** Opening AVAILABLE DATA block **
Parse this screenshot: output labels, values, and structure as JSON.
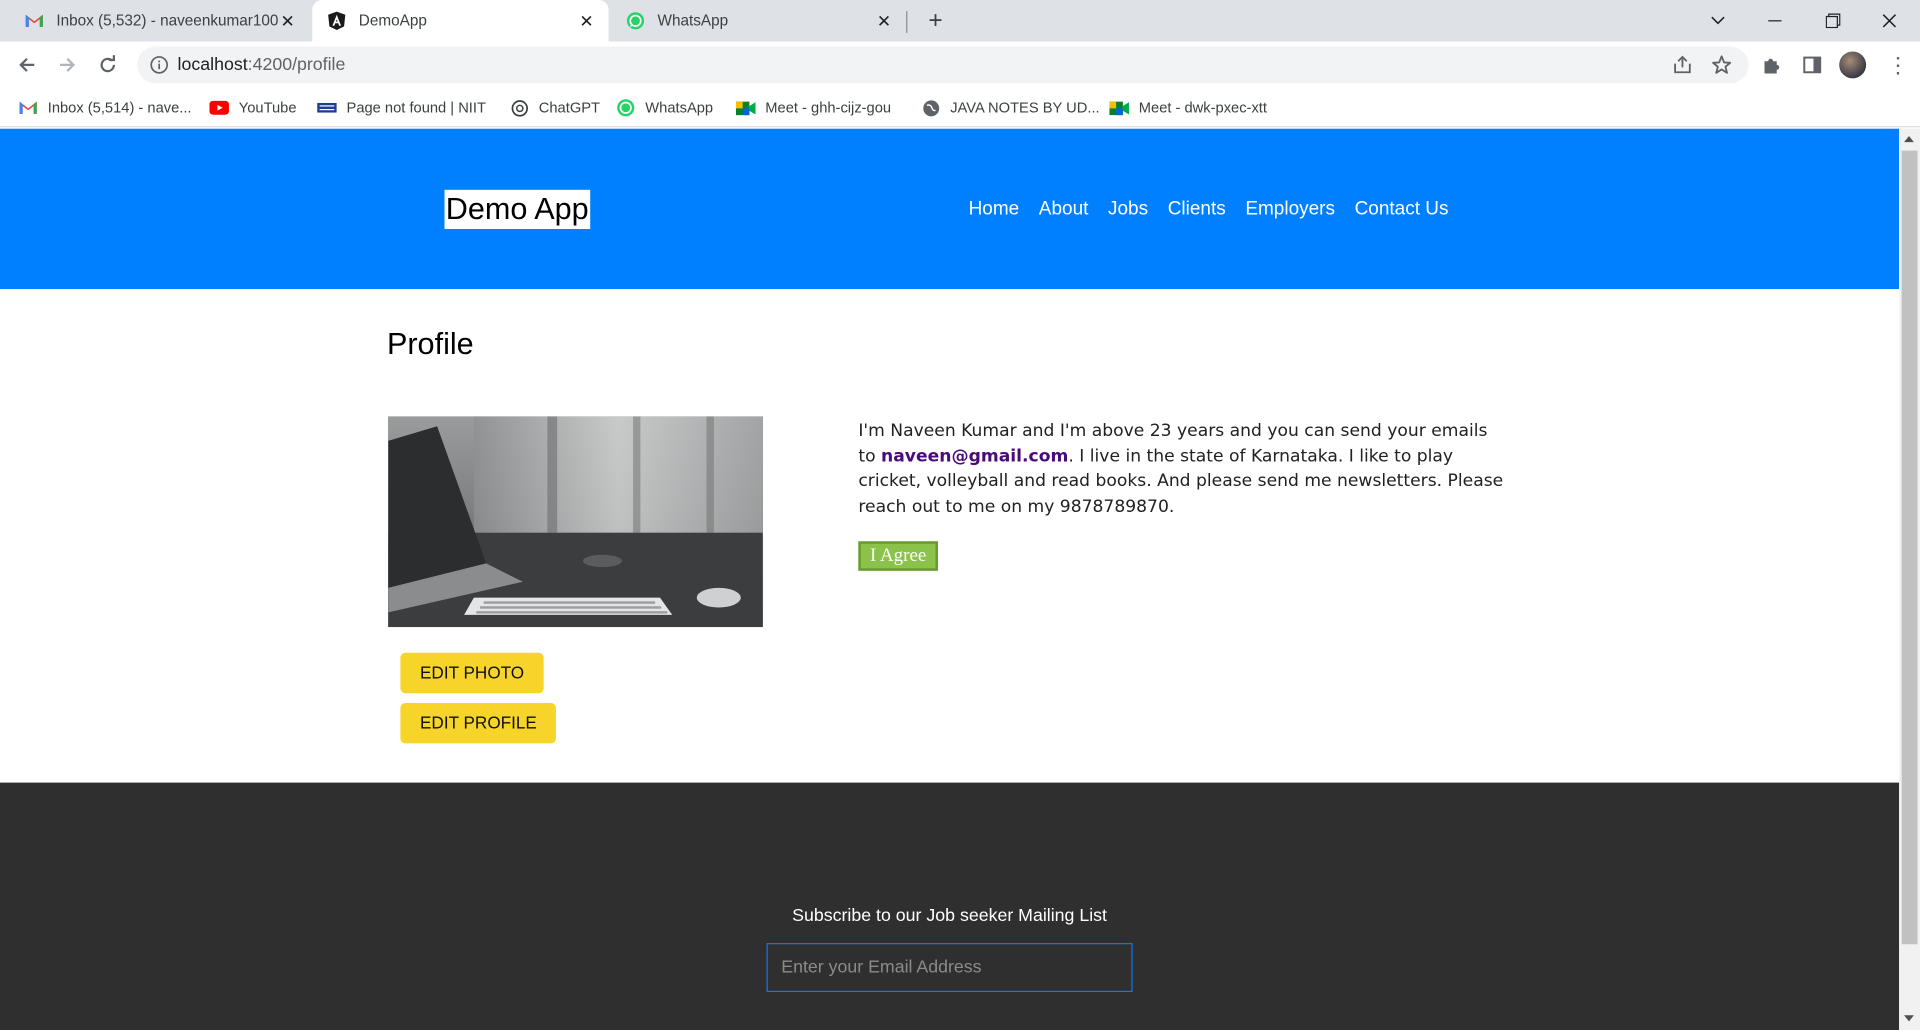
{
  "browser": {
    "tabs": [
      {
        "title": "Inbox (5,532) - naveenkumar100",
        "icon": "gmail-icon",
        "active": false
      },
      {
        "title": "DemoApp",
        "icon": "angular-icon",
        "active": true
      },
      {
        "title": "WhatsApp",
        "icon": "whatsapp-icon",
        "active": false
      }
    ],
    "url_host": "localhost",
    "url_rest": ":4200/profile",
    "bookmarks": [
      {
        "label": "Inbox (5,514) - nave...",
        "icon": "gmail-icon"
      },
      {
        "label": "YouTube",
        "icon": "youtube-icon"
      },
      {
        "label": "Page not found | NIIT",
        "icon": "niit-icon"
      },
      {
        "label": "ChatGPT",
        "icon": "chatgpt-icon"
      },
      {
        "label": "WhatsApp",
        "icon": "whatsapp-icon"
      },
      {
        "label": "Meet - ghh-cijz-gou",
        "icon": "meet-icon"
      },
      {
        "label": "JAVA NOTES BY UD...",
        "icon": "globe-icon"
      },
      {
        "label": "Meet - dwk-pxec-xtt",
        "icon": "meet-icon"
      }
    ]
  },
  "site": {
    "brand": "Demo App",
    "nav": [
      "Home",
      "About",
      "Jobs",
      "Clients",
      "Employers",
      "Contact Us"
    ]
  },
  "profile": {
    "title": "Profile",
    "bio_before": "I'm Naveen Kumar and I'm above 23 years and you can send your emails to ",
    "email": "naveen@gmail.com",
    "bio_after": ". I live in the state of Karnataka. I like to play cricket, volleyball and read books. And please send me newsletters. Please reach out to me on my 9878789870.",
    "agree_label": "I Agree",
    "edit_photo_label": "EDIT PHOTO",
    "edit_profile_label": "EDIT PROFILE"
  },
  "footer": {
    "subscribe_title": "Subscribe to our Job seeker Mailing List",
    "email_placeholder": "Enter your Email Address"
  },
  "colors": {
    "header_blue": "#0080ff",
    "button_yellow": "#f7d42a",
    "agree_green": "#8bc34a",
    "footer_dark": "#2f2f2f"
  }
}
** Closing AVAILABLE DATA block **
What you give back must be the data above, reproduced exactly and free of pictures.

FINISHED TASK
Parse this screenshot: output labels, values, and structure as JSON.
{
  "browser": {
    "tabs": [
      {
        "title": "Inbox (5,532) - naveenkumar100",
        "icon": "gmail-icon",
        "active": false
      },
      {
        "title": "DemoApp",
        "icon": "angular-icon",
        "active": true
      },
      {
        "title": "WhatsApp",
        "icon": "whatsapp-icon",
        "active": false
      }
    ],
    "url_host": "localhost",
    "url_rest": ":4200/profile",
    "bookmarks": [
      {
        "label": "Inbox (5,514) - nave...",
        "icon": "gmail-icon"
      },
      {
        "label": "YouTube",
        "icon": "youtube-icon"
      },
      {
        "label": "Page not found | NIIT",
        "icon": "niit-icon"
      },
      {
        "label": "ChatGPT",
        "icon": "chatgpt-icon"
      },
      {
        "label": "WhatsApp",
        "icon": "whatsapp-icon"
      },
      {
        "label": "Meet - ghh-cijz-gou",
        "icon": "meet-icon"
      },
      {
        "label": "JAVA NOTES BY UD...",
        "icon": "globe-icon"
      },
      {
        "label": "Meet - dwk-pxec-xtt",
        "icon": "meet-icon"
      }
    ]
  },
  "site": {
    "brand": "Demo App",
    "nav": [
      "Home",
      "About",
      "Jobs",
      "Clients",
      "Employers",
      "Contact Us"
    ]
  },
  "profile": {
    "title": "Profile",
    "bio_before": "I'm Naveen Kumar and I'm above 23 years and you can send your emails to ",
    "email": "naveen@gmail.com",
    "bio_after": ". I live in the state of Karnataka. I like to play cricket, volleyball and read books. And please send me newsletters. Please reach out to me on my 9878789870.",
    "agree_label": "I Agree",
    "edit_photo_label": "EDIT PHOTO",
    "edit_profile_label": "EDIT PROFILE"
  },
  "footer": {
    "subscribe_title": "Subscribe to our Job seeker Mailing List",
    "email_placeholder": "Enter your Email Address"
  },
  "colors": {
    "header_blue": "#0080ff",
    "button_yellow": "#f7d42a",
    "agree_green": "#8bc34a",
    "footer_dark": "#2f2f2f"
  }
}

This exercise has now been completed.